(Element data from apps and pages)

+ + + + +

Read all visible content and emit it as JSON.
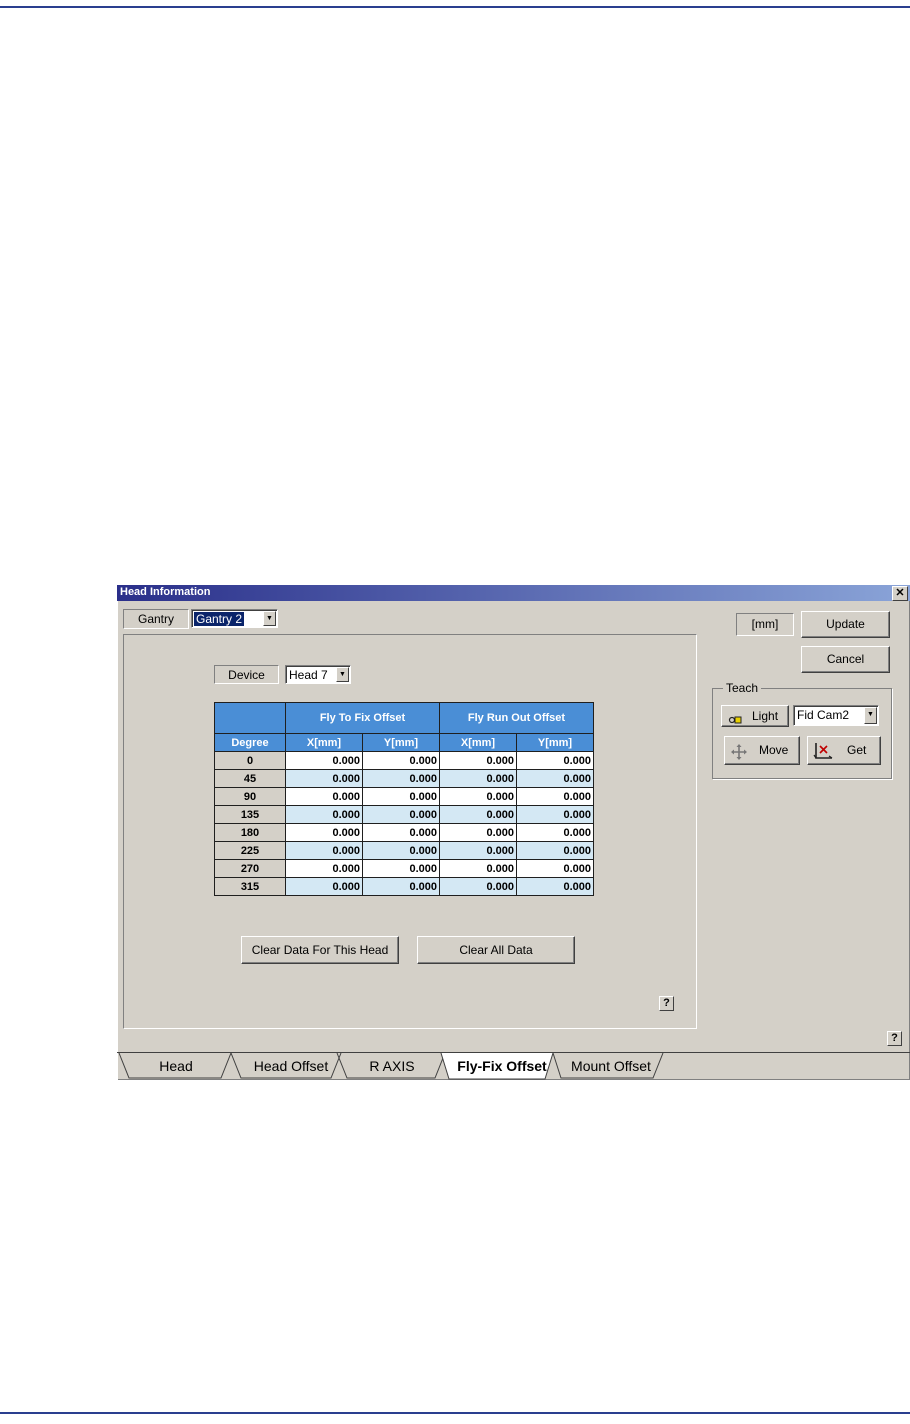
{
  "window": {
    "title": "Head Information",
    "close": "✕"
  },
  "gantry": {
    "label": "Gantry",
    "value": "Gantry 2"
  },
  "device": {
    "label": "Device",
    "value": "Head 7"
  },
  "unit": "[mm]",
  "buttons": {
    "update": "Update",
    "cancel": "Cancel",
    "clear_head": "Clear Data For This Head",
    "clear_all": "Clear All Data"
  },
  "teach": {
    "label": "Teach",
    "light": "Light",
    "camera": "Fid Cam2",
    "move": "Move",
    "get": "Get"
  },
  "table": {
    "group_headers": [
      "Fly To Fix Offset",
      "Fly Run Out Offset"
    ],
    "columns": [
      "Degree",
      "X[mm]",
      "Y[mm]",
      "X[mm]",
      "Y[mm]"
    ],
    "rows": [
      [
        "0",
        "0.000",
        "0.000",
        "0.000",
        "0.000"
      ],
      [
        "45",
        "0.000",
        "0.000",
        "0.000",
        "0.000"
      ],
      [
        "90",
        "0.000",
        "0.000",
        "0.000",
        "0.000"
      ],
      [
        "135",
        "0.000",
        "0.000",
        "0.000",
        "0.000"
      ],
      [
        "180",
        "0.000",
        "0.000",
        "0.000",
        "0.000"
      ],
      [
        "225",
        "0.000",
        "0.000",
        "0.000",
        "0.000"
      ],
      [
        "270",
        "0.000",
        "0.000",
        "0.000",
        "0.000"
      ],
      [
        "315",
        "0.000",
        "0.000",
        "0.000",
        "0.000"
      ]
    ]
  },
  "help": "?",
  "tabs": [
    "Head",
    "Head Offset",
    "R AXIS",
    "Fly-Fix Offset",
    "Mount Offset"
  ],
  "active_tab": "Fly-Fix Offset",
  "colors": {
    "header_blue": "#4a8ed6",
    "row_alt": "#d4e8f4",
    "title_blue": "#2a2f8a"
  }
}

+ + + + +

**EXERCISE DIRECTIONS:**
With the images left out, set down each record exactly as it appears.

**ANSWER TO THIS TASK:**
Read all visible content and emit it as JSON.
{
  "window": {
    "title": "Head Information",
    "close": "✕"
  },
  "gantry": {
    "label": "Gantry",
    "value": "Gantry 2"
  },
  "device": {
    "label": "Device",
    "value": "Head 7"
  },
  "unit": "[mm]",
  "buttons": {
    "update": "Update",
    "cancel": "Cancel",
    "clear_head": "Clear Data For This Head",
    "clear_all": "Clear All Data"
  },
  "teach": {
    "label": "Teach",
    "light": "Light",
    "camera": "Fid Cam2",
    "move": "Move",
    "get": "Get"
  },
  "table": {
    "group_headers": [
      "Fly To Fix Offset",
      "Fly Run Out Offset"
    ],
    "columns": [
      "Degree",
      "X[mm]",
      "Y[mm]",
      "X[mm]",
      "Y[mm]"
    ],
    "rows": [
      [
        "0",
        "0.000",
        "0.000",
        "0.000",
        "0.000"
      ],
      [
        "45",
        "0.000",
        "0.000",
        "0.000",
        "0.000"
      ],
      [
        "90",
        "0.000",
        "0.000",
        "0.000",
        "0.000"
      ],
      [
        "135",
        "0.000",
        "0.000",
        "0.000",
        "0.000"
      ],
      [
        "180",
        "0.000",
        "0.000",
        "0.000",
        "0.000"
      ],
      [
        "225",
        "0.000",
        "0.000",
        "0.000",
        "0.000"
      ],
      [
        "270",
        "0.000",
        "0.000",
        "0.000",
        "0.000"
      ],
      [
        "315",
        "0.000",
        "0.000",
        "0.000",
        "0.000"
      ]
    ]
  },
  "help": "?",
  "tabs": [
    "Head",
    "Head Offset",
    "R AXIS",
    "Fly-Fix Offset",
    "Mount Offset"
  ],
  "active_tab": "Fly-Fix Offset",
  "colors": {
    "header_blue": "#4a8ed6",
    "row_alt": "#d4e8f4",
    "title_blue": "#2a2f8a"
  }
}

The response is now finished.